With house prices having continued to rise – in spite of several corrections along the way – it is often said or commonly believed that those already in the market must surely have had it all easy.
Not necessarily true!
The statistics show that comparatively few investors ever own more than one or two investment properties, and even fewer achieve financial independence through property.
Logically, therefore, buy and hold investing cannot have been as easy as it seems.
Very straightforward, tactically – certainly! – but psychologically and practically speaking not that easy at all.
Otherwise many more people would have been successful at it.
One factor that brings long term buy and hold property investment undone is poor quality asset selection, which can lead to vacancies, repairs costs, levies, and other ownership headaches.
When these penalties are added to the transaction and other holding costs, the investor begins to fall behind the expected rate of return.
Furthermore land and property prices just don’t rise as fast over time in some areas.
While a few per cent per annum might not sound like much of a difference, over the longer term it can become a vast gulf due to the compounding effect – the difference between a good investment and a poor one which fails to beat inflation.

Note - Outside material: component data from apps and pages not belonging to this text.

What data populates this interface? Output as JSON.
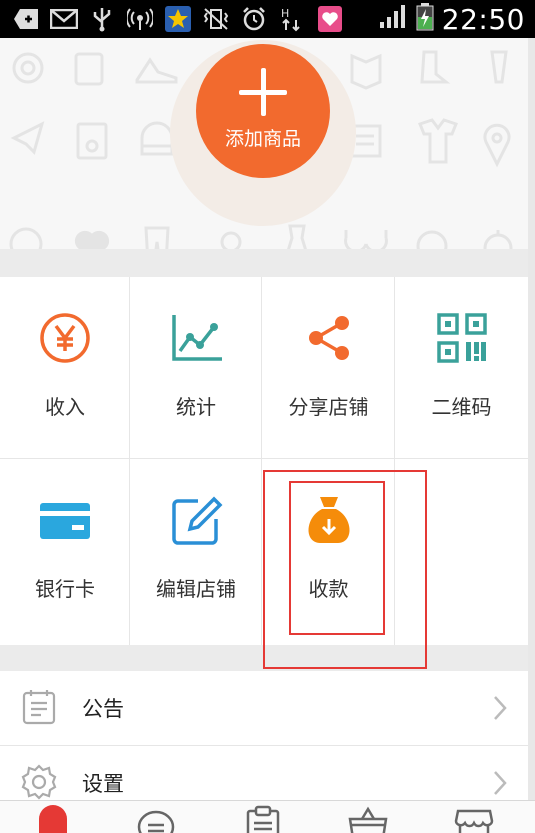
{
  "status_bar": {
    "time": "22:50",
    "icons": [
      "back-arrow-icon",
      "mail-icon",
      "usb-icon",
      "wireless-icon",
      "star-app-icon",
      "vibrate-icon",
      "alarm-icon",
      "data-arrows-icon",
      "notification-heart-icon",
      "signal-icon",
      "battery-charging-icon"
    ]
  },
  "hero": {
    "add_button_label": "添加商品"
  },
  "grid": {
    "items": [
      {
        "label": "收入",
        "icon": "yuan-icon",
        "color": "#f26a2e"
      },
      {
        "label": "统计",
        "icon": "line-chart-icon",
        "color": "#3aa19a"
      },
      {
        "label": "分享店铺",
        "icon": "share-icon",
        "color": "#f26a2e"
      },
      {
        "label": "二维码",
        "icon": "qr-code-icon",
        "color": "#3aa19a"
      },
      {
        "label": "银行卡",
        "icon": "bank-card-icon",
        "color": "#2aa7de"
      },
      {
        "label": "编辑店铺",
        "icon": "edit-icon",
        "color": "#2a8fd6"
      },
      {
        "label": "收款",
        "icon": "money-bag-icon",
        "color": "#f58c0a"
      }
    ]
  },
  "list": {
    "items": [
      {
        "label": "公告",
        "icon": "notice-icon"
      },
      {
        "label": "设置",
        "icon": "settings-icon"
      }
    ]
  },
  "tabbar": {
    "items": [
      "home-tab-icon",
      "message-tab-icon",
      "orders-tab-icon",
      "basket-tab-icon",
      "shop-tab-icon"
    ],
    "active_color": "#e53935"
  }
}
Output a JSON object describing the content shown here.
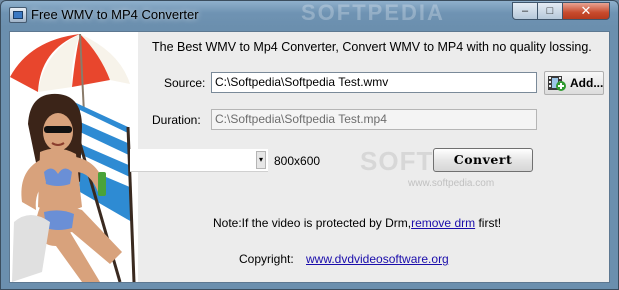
{
  "window": {
    "title": "Free WMV to MP4 Converter",
    "watermark": "SOFTPEDIA"
  },
  "controls": {
    "minimize": "–",
    "maximize": "□",
    "close": "✕"
  },
  "header": {
    "tagline": "The Best WMV to Mp4 Converter, Convert WMV to MP4 with no quality lossing."
  },
  "source": {
    "label": "Source:",
    "value": "C:\\Softpedia\\Softpedia Test.wmv"
  },
  "add_button": {
    "label": "Add...",
    "icon": "film-add-icon"
  },
  "duration": {
    "label": "Duration:",
    "value": "C:\\Softpedia\\Softpedia Test.mp4"
  },
  "resolution": {
    "value": "800x600"
  },
  "convert_button": {
    "label": "Convert"
  },
  "watermark": {
    "text": "SOFTPEDIA",
    "url": "www.softpedia.com"
  },
  "note": {
    "prefix": "Note:If the video is protected by Drm,",
    "link": "remove drm",
    "suffix": " first!"
  },
  "footer": {
    "copyright_label": "Copyright:",
    "website": "www.dvdvideosoftware.org"
  }
}
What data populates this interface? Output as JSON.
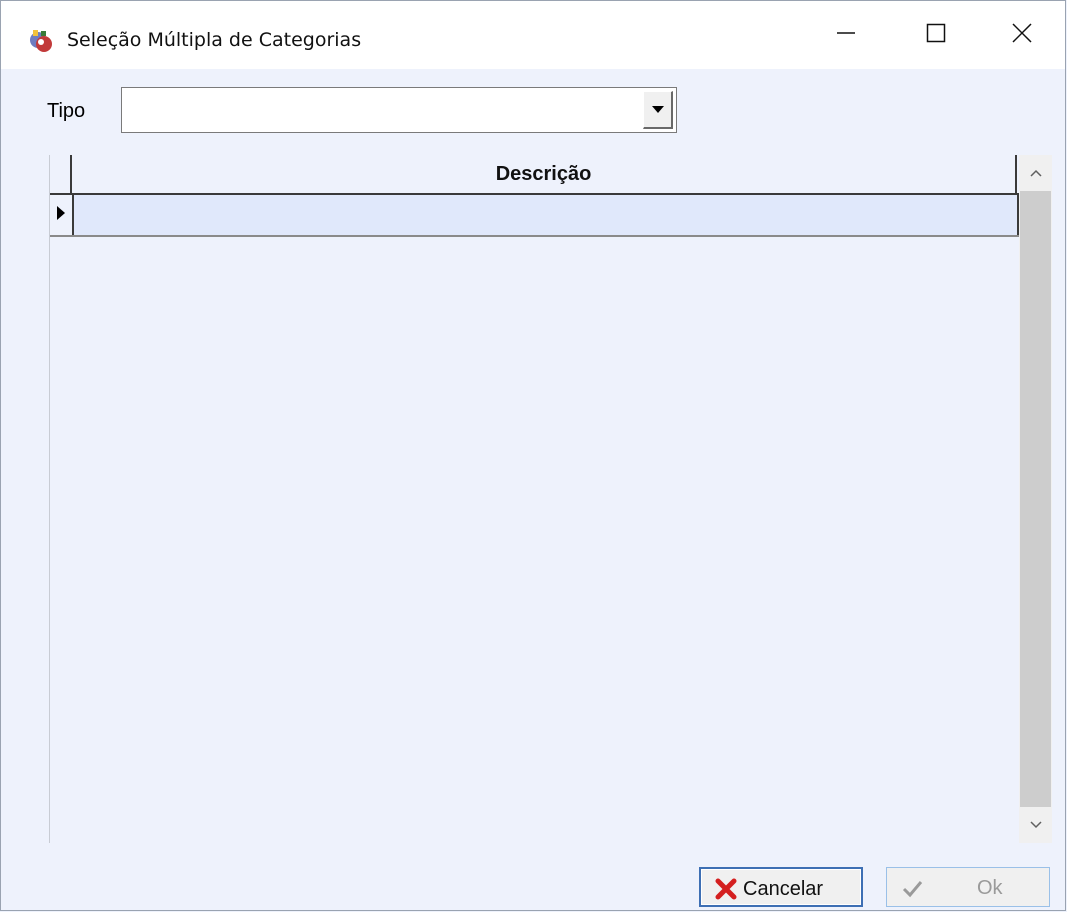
{
  "window": {
    "title": "Seleção Múltipla de Categorias"
  },
  "form": {
    "tipo_label": "Tipo",
    "tipo_value": ""
  },
  "grid": {
    "columns": [
      "Descrição"
    ],
    "rows": [
      ""
    ]
  },
  "buttons": {
    "cancel_label": "Cancelar",
    "ok_label": "Ok"
  },
  "icons": {
    "app": "app-logo-icon",
    "minimize": "minimize-icon",
    "maximize": "maximize-icon",
    "close": "close-icon",
    "dropdown": "dropdown-arrow-icon",
    "row_indicator": "row-pointer-icon",
    "cancel": "red-x-icon",
    "ok": "checkmark-icon"
  },
  "colors": {
    "cancel_icon": "#d41f1f",
    "ok_disabled": "#9a9a9a",
    "selected_row": "#e0e8fb",
    "background": "#eef2fc"
  }
}
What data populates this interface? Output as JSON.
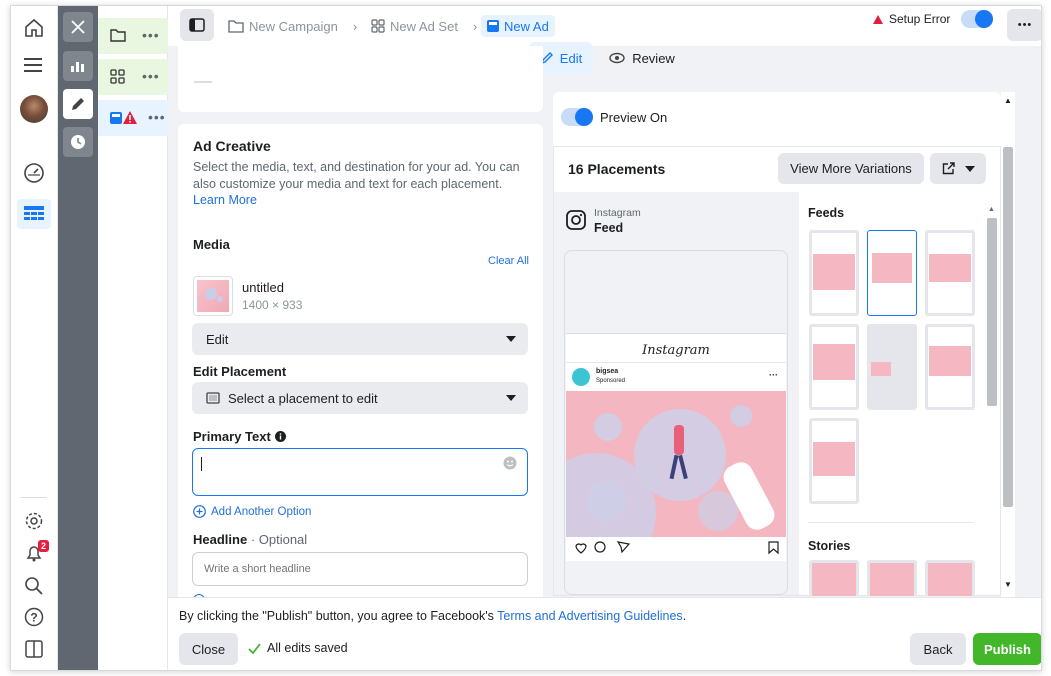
{
  "topbar": {
    "crumbs": [
      "New Campaign",
      "New Ad Set",
      "New Ad"
    ],
    "setup_error": "Setup Error",
    "more": "•••",
    "tabs": [
      "Edit",
      "Review"
    ]
  },
  "tree": {
    "more": "•••"
  },
  "ad_creative": {
    "title": "Ad Creative",
    "description": "Select the media, text, and destination for your ad. You can also customize your media and text for each placement.",
    "learn_more": "Learn More",
    "media_label": "Media",
    "clear_all": "Clear All",
    "media_name": "untitled",
    "media_size": "1400 × 933",
    "edit_select": "Edit",
    "edit_placement_label": "Edit Placement",
    "placement_select": "Select a placement to edit",
    "primary_text_label": "Primary Text",
    "primary_text_value": "",
    "add_option": "Add Another Option",
    "headline_label": "Headline",
    "headline_optional": "· Optional",
    "headline_placeholder": "Write a short headline"
  },
  "preview": {
    "toggle_label": "Preview On",
    "placements_count": "16 Placements",
    "view_more": "View More Variations",
    "platform": "Instagram",
    "position": "Feed",
    "ig_logo_text": "Instagram",
    "account": "bigsea",
    "sponsored": "Sponsored",
    "feeds_label": "Feeds",
    "stories_label": "Stories"
  },
  "footer": {
    "notice_prefix": "By clicking the \"Publish\" button, you agree to Facebook's ",
    "notice_link": "Terms and Advertising Guidelines",
    "notice_suffix": ".",
    "close": "Close",
    "saved": "All edits saved",
    "back": "Back",
    "publish": "Publish"
  },
  "nav": {
    "notifications_badge": "2"
  },
  "colors": {
    "accent": "#1877f2",
    "publish": "#42b72a",
    "error": "#e41e3f",
    "tree_active": "#e7f3ff",
    "tree_hover": "#eaf7e0"
  }
}
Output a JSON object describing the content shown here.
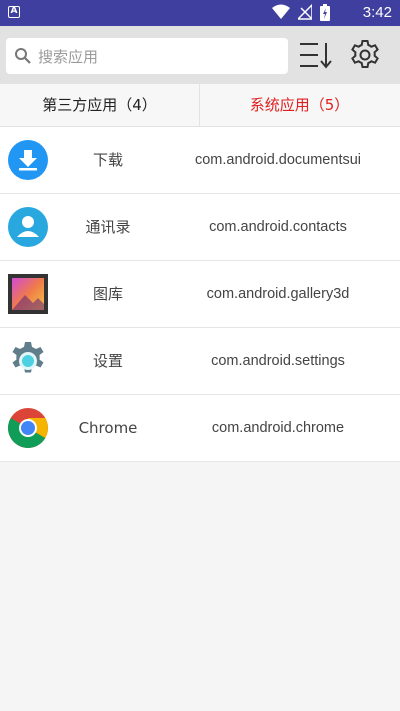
{
  "status_bar": {
    "time": "3:42",
    "badge": "A"
  },
  "search": {
    "placeholder": "搜索应用",
    "value": ""
  },
  "icons": {
    "sort": "sort-lines-icon",
    "settings": "gear-icon",
    "search": "search-icon"
  },
  "tabs": [
    {
      "label": "第三方应用（4）",
      "active": false
    },
    {
      "label": "系统应用（5）",
      "active": true
    }
  ],
  "colors": {
    "status_bar": "#3f3fa0",
    "active_tab": "#e02020",
    "toolbar": "#e2e2e2"
  },
  "apps": [
    {
      "name": "下载",
      "package": "com.android.documentsui",
      "icon": "download-icon"
    },
    {
      "name": "通讯录",
      "package": "com.android.contacts",
      "icon": "contacts-icon"
    },
    {
      "name": "图库",
      "package": "com.android.gallery3d",
      "icon": "gallery-icon"
    },
    {
      "name": "设置",
      "package": "com.android.settings",
      "icon": "settings-app-icon"
    },
    {
      "name": "Chrome",
      "package": "com.android.chrome",
      "icon": "chrome-icon"
    }
  ]
}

Such under-performance can lead investors to chop and change their investment strategies, often at precisely the wrong time, resulting in more taxes and more transaction costs – and often the investor moves on to the next poorly performing investment.
Nerves of steel?
A passive or buy and hold investment strategy involves buying quality assets and holding on to them for the full duration of your investment time horizon.
Pretty simple in theory – and most of us reckon it should be a piece of cake – yet for many people life can get in the way, forcing a sale at an inopportune moment.
A lost job, a divorce, or a long vacancy period could be one of any number of deciding causes.
Moreover, a successful buy and hold strategy requires the investor to “tune out” of the daily market commentary which is often unilaterally negative in nature (not that the housing market itself has ever bothered listening to it, recording a seven-fold increase in capital city house prices since 1987).
There’s nothing new about this, of course.
Remember when lower inflation was going to kill off property as an investment asset class in the mid-1990s, for example?
Then there was a guy in Britain predicting that London prices would fall to three times incomes in 2002 – he advised everyone to sell their homes.
And so on.
As a general rule, it may be true that property investors have found the buy and hold strategy to be a somewhat easier proposition than share market investors or speculators, who seem to be adopting ever shorter time frames.
And maybe you’re one of the mentally tough ones.
Nerves of steel!
Even so, most average investors are not at all well wired to deal with market downturns, even though we should all intuitively know that all asset classes have summer and winter seasons, up cycles and down cycles, even booms and busts.
It’s not always easy to stay the course when all the talk is of the next hot property investment (off the plan units in tropical north Queensland, or “replacing your salary” with a house in a mining town, or Gladstone, or…).
Or the next hot stock tip, such as penny dreadful mining, tech, or healthcare stocks.
Unfortunately, most investors – even experienced investors – also suffer from loss aversion: we feel the pain of losses more than twice as much as we enjoy positive gains.
And it’s not unusual for market to experience 5 to 10 per cent drops through a cycle, perhaps more.
If you’re able to buy well and “switch off” the market noise for the full duration of your investment time horizon, you may well be able to join the small group of investors that does well from a passive investment strategy.
But most don’t manage to do this.
The statistics don’t lie!